MATERIAL SHOWN:

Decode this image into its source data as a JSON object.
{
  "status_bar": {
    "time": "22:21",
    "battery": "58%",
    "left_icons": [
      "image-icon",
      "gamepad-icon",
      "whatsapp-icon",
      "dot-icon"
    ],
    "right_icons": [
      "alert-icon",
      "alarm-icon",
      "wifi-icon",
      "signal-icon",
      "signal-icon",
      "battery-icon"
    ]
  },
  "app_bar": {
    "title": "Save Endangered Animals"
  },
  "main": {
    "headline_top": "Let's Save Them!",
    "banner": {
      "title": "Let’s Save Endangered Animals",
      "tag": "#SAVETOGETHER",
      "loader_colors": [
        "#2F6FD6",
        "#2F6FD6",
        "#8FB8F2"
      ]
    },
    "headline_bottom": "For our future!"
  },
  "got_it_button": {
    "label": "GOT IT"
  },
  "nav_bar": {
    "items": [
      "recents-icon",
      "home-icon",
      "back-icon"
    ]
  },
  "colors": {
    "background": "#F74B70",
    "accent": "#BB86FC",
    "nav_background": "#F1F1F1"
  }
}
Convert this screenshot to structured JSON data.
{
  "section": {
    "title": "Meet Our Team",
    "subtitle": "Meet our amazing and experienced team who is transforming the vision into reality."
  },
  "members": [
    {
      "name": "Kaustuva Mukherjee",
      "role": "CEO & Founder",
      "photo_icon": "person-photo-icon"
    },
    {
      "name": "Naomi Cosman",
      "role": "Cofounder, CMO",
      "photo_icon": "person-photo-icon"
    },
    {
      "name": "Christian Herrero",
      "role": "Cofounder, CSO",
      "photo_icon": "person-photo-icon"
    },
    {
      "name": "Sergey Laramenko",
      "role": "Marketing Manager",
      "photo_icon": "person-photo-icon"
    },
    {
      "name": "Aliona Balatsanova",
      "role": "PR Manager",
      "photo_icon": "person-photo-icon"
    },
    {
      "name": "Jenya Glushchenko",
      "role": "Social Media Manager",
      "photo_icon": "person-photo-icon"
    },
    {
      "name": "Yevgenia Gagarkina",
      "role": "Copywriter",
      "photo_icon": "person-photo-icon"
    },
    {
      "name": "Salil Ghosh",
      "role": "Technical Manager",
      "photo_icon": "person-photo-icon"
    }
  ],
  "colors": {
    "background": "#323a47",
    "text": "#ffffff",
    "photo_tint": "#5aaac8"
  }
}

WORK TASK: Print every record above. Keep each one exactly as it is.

OUTPUT:
Decode this image into its source data as a JSON object.
{
  "status_bar": {
    "time": "22:21",
    "battery": "58%",
    "left_icons": [
      "image-icon",
      "gamepad-icon",
      "whatsapp-icon",
      "dot-icon"
    ],
    "right_icons": [
      "alert-icon",
      "alarm-icon",
      "wifi-icon",
      "signal-icon",
      "signal-icon",
      "battery-icon"
    ]
  },
  "app_bar": {
    "title": "Save Endangered Animals"
  },
  "main": {
    "headline_top": "Let's Save Them!",
    "banner": {
      "title": "Let’s Save Endangered Animals",
      "tag": "#SAVETOGETHER",
      "loader_colors": [
        "#2F6FD6",
        "#2F6FD6",
        "#8FB8F2"
      ]
    },
    "headline_bottom": "For our future!"
  },
  "got_it_button": {
    "label": "GOT IT"
  },
  "nav_bar": {
    "items": [
      "recents-icon",
      "home-icon",
      "back-icon"
    ]
  },
  "colors": {
    "background": "#F74B70",
    "accent": "#BB86FC",
    "nav_background": "#F1F1F1"
  }
}
Convert this screenshot to structured JSON data.
{
  "section": {
    "title": "Meet Our Team",
    "subtitle": "Meet our amazing and experienced team who is transforming the vision into reality."
  },
  "members": [
    {
      "name": "Kaustuva Mukherjee",
      "role": "CEO & Founder",
      "photo_icon": "person-photo-icon"
    },
    {
      "name": "Naomi Cosman",
      "role": "Cofounder, CMO",
      "photo_icon": "person-photo-icon"
    },
    {
      "name": "Christian Herrero",
      "role": "Cofounder, CSO",
      "photo_icon": "person-photo-icon"
    },
    {
      "name": "Sergey Laramenko",
      "role": "Marketing Manager",
      "photo_icon": "person-photo-icon"
    },
    {
      "name": "Aliona Balatsanova",
      "role": "PR Manager",
      "photo_icon": "person-photo-icon"
    },
    {
      "name": "Jenya Glushchenko",
      "role": "Social Media Manager",
      "photo_icon": "person-photo-icon"
    },
    {
      "name": "Yevgenia Gagarkina",
      "role": "Copywriter",
      "photo_icon": "person-photo-icon"
    },
    {
      "name": "Salil Ghosh",
      "role": "Technical Manager",
      "photo_icon": "person-photo-icon"
    }
  ],
  "colors": {
    "background": "#323a47",
    "text": "#ffffff",
    "photo_tint": "#5aaac8"
  }
}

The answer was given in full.